(Entries from a dataset of interfaces)

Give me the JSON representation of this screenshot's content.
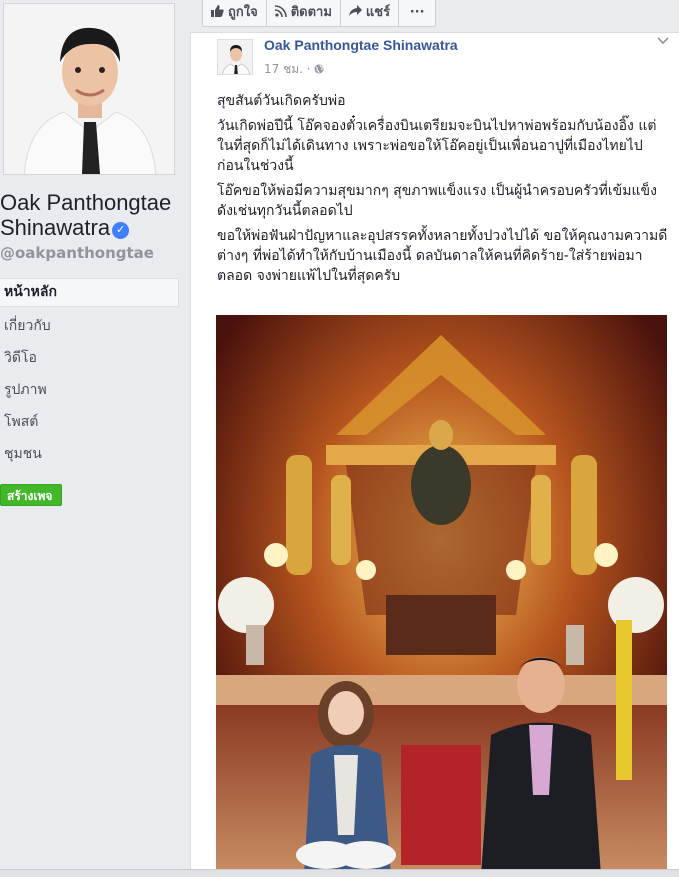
{
  "profile": {
    "name_line1": "Oak Panthongtae",
    "name_line2": "Shinawatra",
    "verified_glyph": "✓",
    "handle": "@oakpanthongtae"
  },
  "nav": {
    "items": [
      {
        "label": "หน้าหลัก",
        "active": true
      },
      {
        "label": "เกี่ยวกับ"
      },
      {
        "label": "วิดีโอ"
      },
      {
        "label": "รูปภาพ"
      },
      {
        "label": "โพสต์"
      },
      {
        "label": "ชุมชน"
      }
    ],
    "create_page": "สร้างเพจ"
  },
  "actions": {
    "like": "ถูกใจ",
    "follow": "ติดตาม",
    "share": "แชร์",
    "more": "···",
    "like_icon": "thumbs-up-icon",
    "follow_icon": "rss-icon",
    "share_icon": "share-arrow-icon"
  },
  "post": {
    "author": "Oak Panthongtae Shinawatra",
    "time": "17 ชม. · ",
    "paragraphs": [
      "สุขสันต์วันเกิดครับพ่อ",
      "วันเกิดพ่อปีนี้ โอ๊คจองตั๋วเครื่องบินเตรียมจะบินไปหาพ่อพร้อมกับน้องอิ๊ง แต่ในที่สุดก็ไม่ได้เดินทาง เพราะพ่อขอให้โอ๊คอยู่เป็นเพื่อนอาปูที่เมืองไทยไปก่อนในช่วงนี้",
      "โอ๊คขอให้พ่อมีความสุขมากๆ สุขภาพแข็งแรง เป็นผู้นำครอบครัวที่เข้มแข็ง ดังเช่นทุกวันนี้ตลอดไป",
      "ขอให้พ่อฟันฝ่าปัญหาและอุปสรรคทั้งหลายทั้งปวงไปได้ ขอให้คุณงามความดีต่างๆ ที่พ่อได้ทำให้กับบ้านเมืองนี้ ดลบันดาลให้คนที่คิดร้าย-ใส่ร้ายพ่อมาตลอด จงพ่ายแพ้ไปในที่สุดครับ"
    ]
  },
  "colors": {
    "link": "#365899",
    "create_button": "#42b72a",
    "verified": "#4080ff"
  }
}
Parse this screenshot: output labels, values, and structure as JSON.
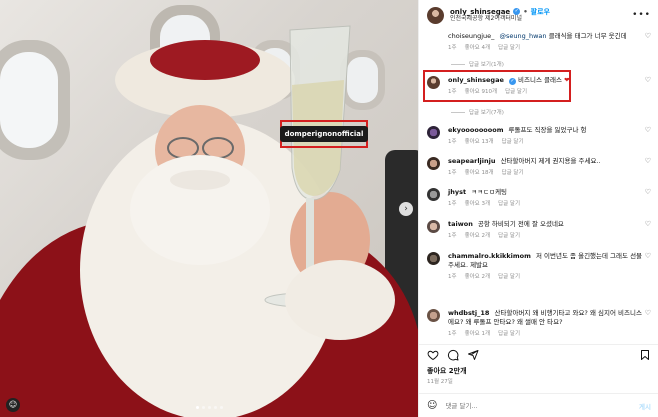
{
  "photo": {
    "tag_label": "domperignonofficial",
    "next_icon": "chevron-right-icon",
    "carousel_count": 5,
    "carousel_active": 0
  },
  "header": {
    "username": "only_shinsegae",
    "follow_label": "팔로우",
    "location": "인천국제공항 제2여객터미널",
    "more_icon": "more-horizontal-icon"
  },
  "comments": [
    {
      "username": "choiseungjue_",
      "mention": "@seung_hwan",
      "text": "클래식을 태그가 너무 웃긴데",
      "time": "1주",
      "likes": "좋아요 4개",
      "reply": "답글 달기",
      "replies": "답글 보기(1개)"
    },
    {
      "username": "only_shinsegae",
      "text": "비즈니스 클래스",
      "emoji": "❤",
      "time": "1주",
      "likes": "좋아요 910개",
      "reply": "답글 달기",
      "replies": "답글 보기(7개)"
    },
    {
      "username": "ekyoooooooom",
      "text": "루돌프도 직장을 잃었구나 헝",
      "time": "1주",
      "likes": "좋아요 13개",
      "reply": "답글 달기"
    },
    {
      "username": "seapearljinju",
      "text": "산타할아버지 제게 권지용을 주세요..",
      "time": "1주",
      "likes": "좋아요 18개",
      "reply": "답글 달기"
    },
    {
      "username": "jhyst",
      "text": "ㅋㅋㄷㅁ케팅",
      "time": "1주",
      "likes": "좋아요 3개",
      "reply": "답글 달기"
    },
    {
      "username": "taiwon",
      "text": "공항 하비되기 전에 잘 오셨네요",
      "time": "1주",
      "likes": "좋아요 2개",
      "reply": "답글 달기"
    },
    {
      "username": "chammalro.kkikkimom",
      "text": "저 이번년도 좀 올긴했는데 그래도 선물주세요. 제발요",
      "time": "1주",
      "likes": "좋아요 2개",
      "reply": "답글 달기"
    },
    {
      "username": "whdbstj_18",
      "text": "산타할아버지 왜 비행기타고 와요? 왜 심지어 비즈니스에요? 왜 루돌프 안타요? 왜 썰매 안 타요?",
      "time": "1주",
      "likes": "좋아요 1개",
      "reply": "답글 달기"
    }
  ],
  "actions": {
    "like_icon": "heart-icon",
    "comment_icon": "comment-icon",
    "share_icon": "send-icon",
    "save_icon": "bookmark-icon"
  },
  "likes_label": "좋아요 2만개",
  "date": "11월 27일",
  "comment_bar": {
    "emoji_icon": "smile-icon",
    "placeholder": "댓글 달기...",
    "post_label": "게시"
  },
  "colors": {
    "accent": "#0095f6",
    "highlight": "#d41f1f",
    "muted": "#8e8e8e"
  }
}
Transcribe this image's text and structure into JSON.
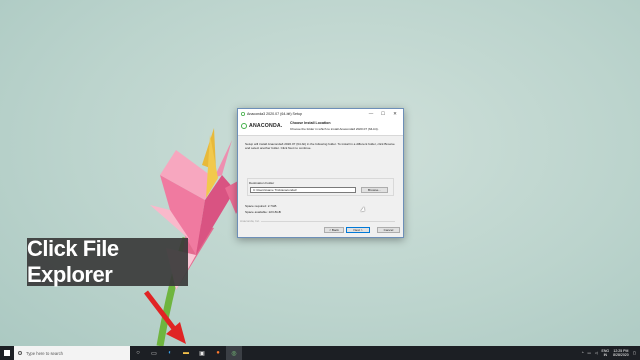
{
  "dialog": {
    "window_title": "Anaconda3 2020.07 (64-bit) Setup",
    "minimize": "—",
    "maximize": "☐",
    "close": "✕",
    "logo_text": "ANACONDA.",
    "header_title": "Choose Install Location",
    "header_subtitle": "Choose the folder in which to install Anaconda3 2020.07 (64-bit).",
    "body_text": "Setup will install Anaconda3 2020.07 (64-bit) in the following folder. To install in a different folder, click Browse and select another folder. Click Next to continue.",
    "destination_label": "Destination Folder",
    "destination_value": "C:\\Users\\Game Trick\\anaconda3",
    "browse_label": "Browse...",
    "space_required": "Space required: 2.7GB",
    "space_available": "Space available: 223.8GB",
    "brand_footer": "Anaconda, Inc.",
    "back_label": "< Back",
    "next_label": "Next >",
    "cancel_label": "Cancel"
  },
  "caption": {
    "text": "Click File Explorer"
  },
  "taskbar": {
    "search_placeholder": "Type here to search",
    "icons": [
      "task-view-icon",
      "edge-icon",
      "file-explorer-icon",
      "store-icon",
      "firefox-icon",
      "app-icon"
    ],
    "lang_line1": "ENG",
    "lang_line2": "IN",
    "time": "12:25 PM",
    "date": "8/28/2020"
  },
  "colors": {
    "accent": "#0078d7",
    "anaconda_green": "#43b049",
    "caption_bg": "#3a3a3a",
    "arrow_red": "#e02424"
  }
}
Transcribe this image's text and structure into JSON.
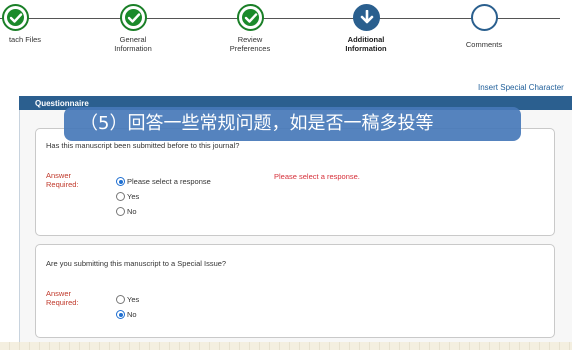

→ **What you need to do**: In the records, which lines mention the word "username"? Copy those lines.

→ **Problem solution**:
    "username": "only_shinsegae",
      "username": "choiseungjue_",
      "username": "only_shinsegae",
      "username": "ekyoooooooom",
      "username": "seapearljinju",
      "username": "jhyst",
      "username": "taiwon",
      "username": "chammalro.kkikkimom",
      "username": "whdbstj_18",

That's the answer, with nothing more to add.